### THE TASK
Output every record exactly and leave each picture out.

### EXTRACTED INFORMATION
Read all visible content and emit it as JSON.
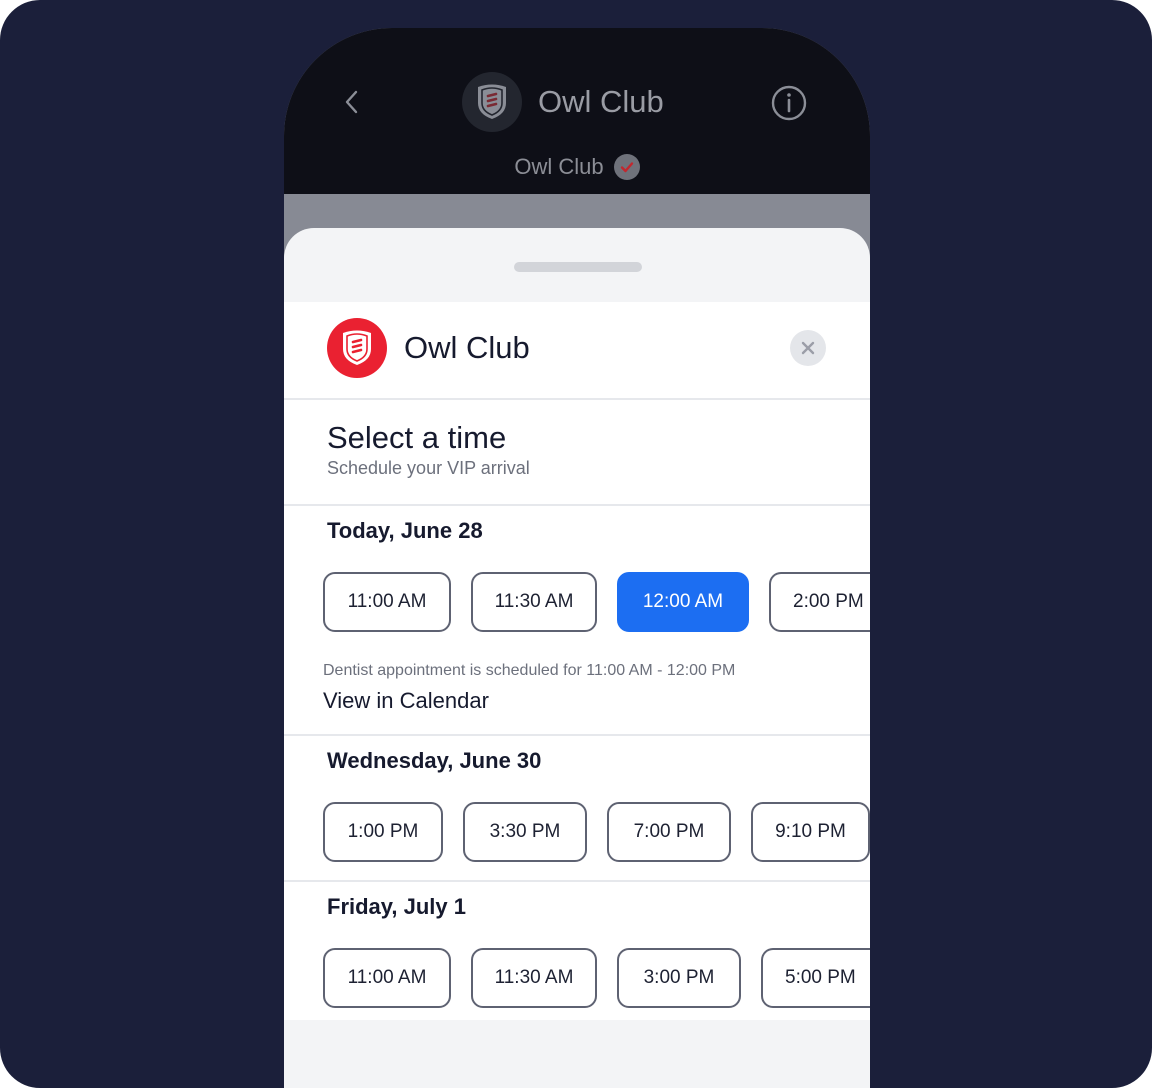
{
  "header": {
    "title": "Owl Club",
    "subtitle": "Owl Club"
  },
  "club": {
    "name": "Owl Club"
  },
  "screen": {
    "title": "Select a time",
    "subtitle": "Schedule your VIP arrival"
  },
  "days": [
    {
      "label": "Today, June 28",
      "slots": [
        "11:00 AM",
        "11:30 AM",
        "12:00 AM",
        "2:00 PM"
      ],
      "selected_index": 2
    },
    {
      "label": "Wednesday, June 30",
      "slots": [
        "1:00 PM",
        "3:30 PM",
        "7:00 PM",
        "9:10 PM"
      ]
    },
    {
      "label": "Friday, July 1",
      "slots": [
        "11:00 AM",
        "11:30 AM",
        "3:00 PM",
        "5:00 PM"
      ]
    }
  ],
  "conflict": {
    "note": "Dentist appointment is scheduled for 11:00 AM - 12:00 PM",
    "link": "View in Calendar"
  },
  "colors": {
    "background": "#1b1f3a",
    "accent": "#1c6ef2",
    "brand": "#ea2131"
  }
}
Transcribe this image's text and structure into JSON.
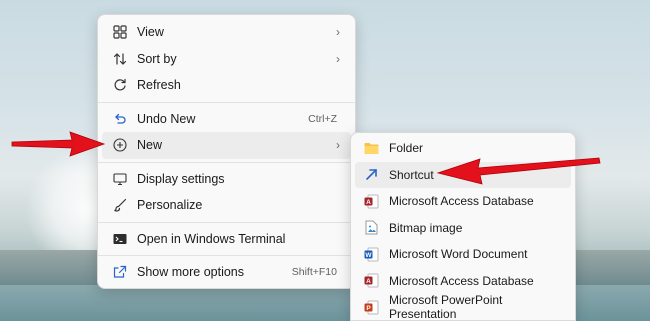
{
  "colors": {
    "arrow": "#e3111b",
    "menu_bg": "#f9f9f9",
    "hover_bg": "#ececec"
  },
  "context_menu": {
    "items": [
      {
        "label": "View",
        "icon": "grid-view-icon",
        "submenu": true
      },
      {
        "label": "Sort by",
        "icon": "sort-icon",
        "submenu": true
      },
      {
        "label": "Refresh",
        "icon": "refresh-icon"
      },
      {
        "label": "Undo New",
        "icon": "undo-icon",
        "shortcut": "Ctrl+Z"
      },
      {
        "label": "New",
        "icon": "add-circle-icon",
        "submenu": true,
        "highlighted": true
      },
      {
        "label": "Display settings",
        "icon": "display-icon"
      },
      {
        "label": "Personalize",
        "icon": "brush-icon"
      },
      {
        "label": "Open in Windows Terminal",
        "icon": "terminal-icon"
      },
      {
        "label": "Show more options",
        "icon": "share-icon",
        "shortcut": "Shift+F10"
      }
    ]
  },
  "new_submenu": {
    "items": [
      {
        "label": "Folder",
        "icon": "folder-icon"
      },
      {
        "label": "Shortcut",
        "icon": "shortcut-arrow-icon",
        "highlighted": true
      },
      {
        "label": "Microsoft Access Database",
        "icon": "access-icon"
      },
      {
        "label": "Bitmap image",
        "icon": "bitmap-icon"
      },
      {
        "label": "Microsoft Word Document",
        "icon": "word-icon"
      },
      {
        "label": "Microsoft Access Database",
        "icon": "access-icon"
      },
      {
        "label": "Microsoft PowerPoint Presentation",
        "icon": "powerpoint-icon"
      }
    ]
  }
}
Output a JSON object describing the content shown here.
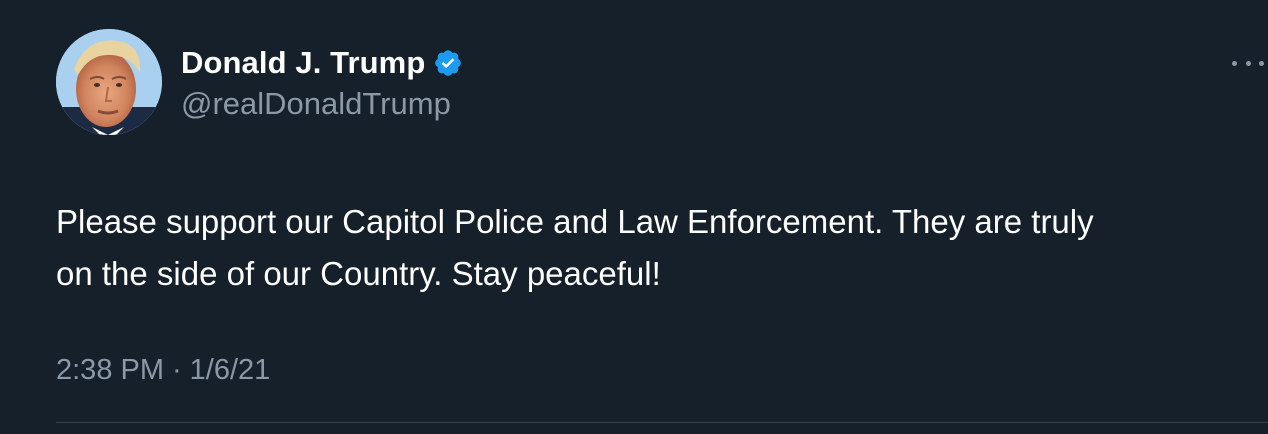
{
  "tweet": {
    "author": {
      "display_name": "Donald J. Trump",
      "handle": "@realDonaldTrump",
      "verified": true
    },
    "text": "Please support our Capitol Police and Law Enforcement. They are truly\non the side of our Country. Stay peaceful!",
    "time": "2:38 PM",
    "separator": "·",
    "date": "1/6/21",
    "more_icon": "more-horizontal-icon"
  },
  "colors": {
    "background": "#15202b",
    "text_primary": "#ffffff",
    "text_secondary": "#8b98a5",
    "verified_badge": "#1d9bf0",
    "divider": "#38444d"
  }
}
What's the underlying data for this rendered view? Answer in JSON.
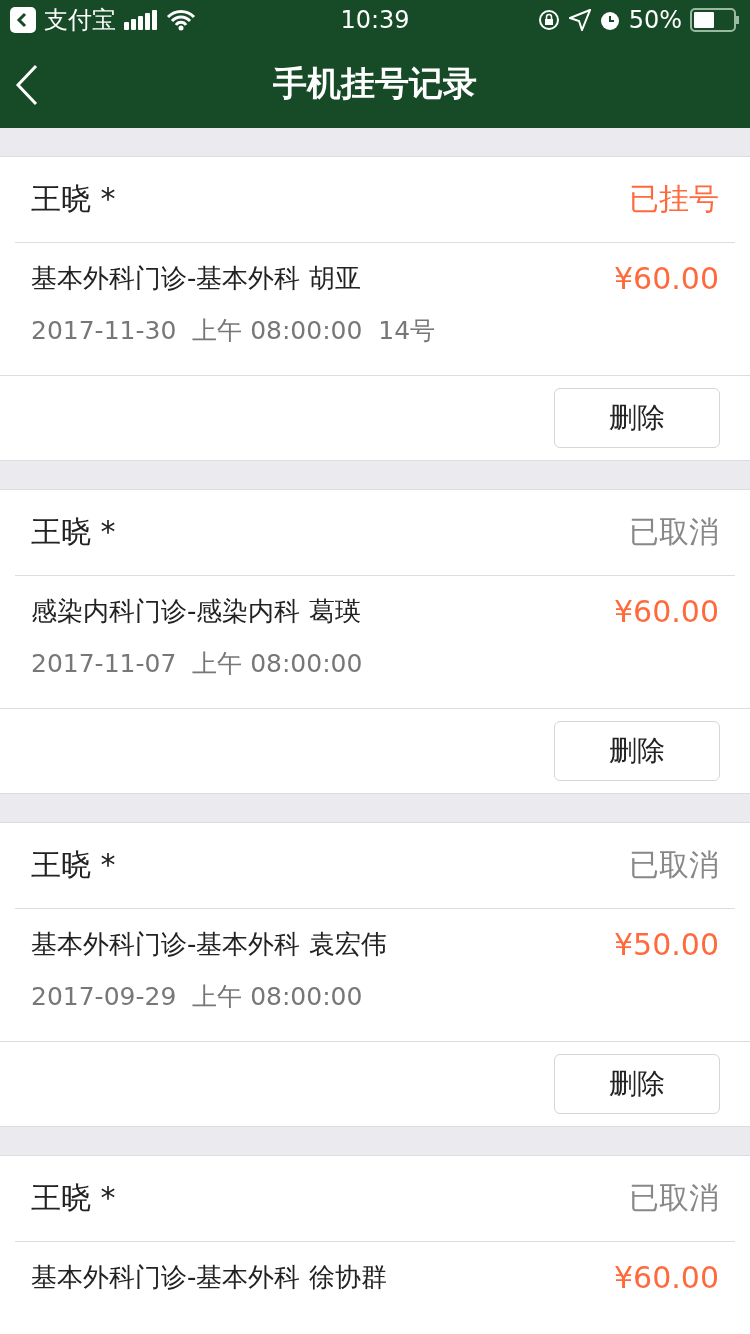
{
  "status_bar": {
    "back_app": "支付宝",
    "time": "10:39",
    "battery": "50%"
  },
  "nav": {
    "title": "手机挂号记录"
  },
  "records": [
    {
      "patient": "王晓 *",
      "status": "已挂号",
      "color": "#ff6a3c",
      "department": "基本外科门诊-基本外科 胡亚",
      "price": "¥60.00",
      "time": "2017-11-30  上午 08:00:00  14号",
      "action": "删除"
    },
    {
      "patient": "王晓 *",
      "status": "已取消",
      "color": "#888888",
      "department": "感染内科门诊-感染内科 葛瑛",
      "price": "¥60.00",
      "time": "2017-11-07  上午 08:00:00",
      "action": "删除"
    },
    {
      "patient": "王晓 *",
      "status": "已取消",
      "color": "#888888",
      "department": "基本外科门诊-基本外科 袁宏伟",
      "price": "¥50.00",
      "time": "2017-09-29  上午 08:00:00",
      "action": "删除"
    },
    {
      "patient": "王晓 *",
      "status": "已取消",
      "color": "#888888",
      "department": "基本外科门诊-基本外科 徐协群",
      "price": "¥60.00"
    }
  ]
}
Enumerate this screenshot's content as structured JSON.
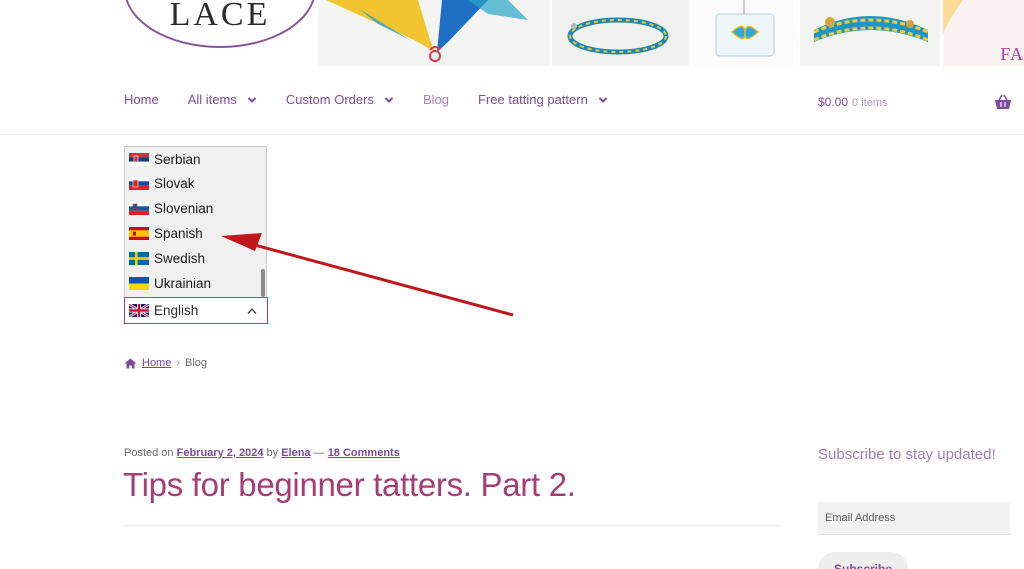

### TASK SOLUTION
Read all visible content and emit it as JSON.
{
  "header": {
    "title": "Owl Club",
    "subtitle": "Owl Club"
  },
  "club": {
    "name": "Owl Club"
  },
  "screen": {
    "title": "Select a time",
    "subtitle": "Schedule your VIP arrival"
  },
  "days": [
    {
      "label": "Today, June 28",
      "slots": [
        "11:00 AM",
        "11:30 AM",
        "12:00 AM",
        "2:00 PM"
      ],
      "selected_index": 2
    },
    {
      "label": "Wednesday, June 30",
      "slots": [
        "1:00 PM",
        "3:30 PM",
        "7:00 PM",
        "9:10 PM"
      ]
    },
    {
      "label": "Friday, July 1",
      "slots": [
        "11:00 AM",
        "11:30 AM",
        "3:00 PM",
        "5:00 PM"
      ]
    }
  ],
  "conflict": {
    "note": "Dentist appointment is scheduled for 11:00 AM - 12:00 PM",
    "link": "View in Calendar"
  },
  "colors": {
    "background": "#1b1f3a",
    "accent": "#1c6ef2",
    "brand": "#ea2131"
  }
}
Transcribe this image's text and structure into JSON.
{
  "colors": {
    "arrow": "#e3111b",
    "menu_bg": "#f9f9f9",
    "hover_bg": "#ececec"
  },
  "context_menu": {
    "items": [
      {
        "label": "View",
        "icon": "grid-view-icon",
        "submenu": true
      },
      {
        "label": "Sort by",
        "icon": "sort-icon",
        "submenu": true
      },
      {
        "label": "Refresh",
        "icon": "refresh-icon"
      },
      {
        "label": "Undo New",
        "icon": "undo-icon",
        "shortcut": "Ctrl+Z"
      },
      {
        "label": "New",
        "icon": "add-circle-icon",
        "submenu": true,
        "highlighted": true
      },
      {
        "label": "Display settings",
        "icon": "display-icon"
      },
      {
        "label": "Personalize",
        "icon": "brush-icon"
      },
      {
        "label": "Open in Windows Terminal",
        "icon": "terminal-icon"
      },
      {
        "label": "Show more options",
        "icon": "share-icon",
        "shortcut": "Shift+F10"
      }
    ]
  },
  "new_submenu": {
    "items": [
      {
        "label": "Folder",
        "icon": "folder-icon"
      },
      {
        "label": "Shortcut",
        "icon": "shortcut-arrow-icon",
        "highlighted": true
      },
      {
        "label": "Microsoft Access Database",
        "icon": "access-icon"
      },
      {
        "label": "Bitmap image",
        "icon": "bitmap-icon"
      },
      {
        "label": "Microsoft Word Document",
        "icon": "word-icon"
      },
      {
        "label": "Microsoft Access Database",
        "icon": "access-icon"
      },
      {
        "label": "Microsoft PowerPoint Presentation",
        "icon": "powerpoint-icon"
      }
    ]
  }
}
Output a JSON object describing the content shown here.
{
  "tweet": {
    "author": {
      "display_name": "Donald J. Trump",
      "handle": "@realDonaldTrump",
      "verified": true
    },
    "text": "Please support our Capitol Police and Law Enforcement. They are truly\non the side of our Country. Stay peaceful!",
    "time": "2:38 PM",
    "separator": "·",
    "date": "1/6/21",
    "more_icon": "more-horizontal-icon"
  },
  "colors": {
    "background": "#15202b",
    "text_primary": "#ffffff",
    "text_secondary": "#8b98a5",
    "verified_badge": "#1d9bf0",
    "divider": "#38444d"
  }
}
What's the underlying data for this rendered view? Answer in JSON.
{
  "status_bar": {
    "back_app": "支付宝",
    "time": "10:39",
    "battery": "50%"
  },
  "nav": {
    "title": "手机挂号记录"
  },
  "records": [
    {
      "patient": "王晓 *",
      "status": "已挂号",
      "color": "#ff6a3c",
      "department": "基本外科门诊-基本外科 胡亚",
      "price": "¥60.00",
      "time": "2017-11-30  上午 08:00:00  14号",
      "action": "删除"
    },
    {
      "patient": "王晓 *",
      "status": "已取消",
      "color": "#888888",
      "department": "感染内科门诊-感染内科 葛瑛",
      "price": "¥60.00",
      "time": "2017-11-07  上午 08:00:00",
      "action": "删除"
    },
    {
      "patient": "王晓 *",
      "status": "已取消",
      "color": "#888888",
      "department": "基本外科门诊-基本外科 袁宏伟",
      "price": "¥50.00",
      "time": "2017-09-29  上午 08:00:00",
      "action": "删除"
    },
    {
      "patient": "王晓 *",
      "status": "已取消",
      "color": "#888888",
      "department": "基本外科门诊-基本外科 徐协群",
      "price": "¥60.00"
    }
  ]
}
Enumerate this screenshot's content as structured JSON.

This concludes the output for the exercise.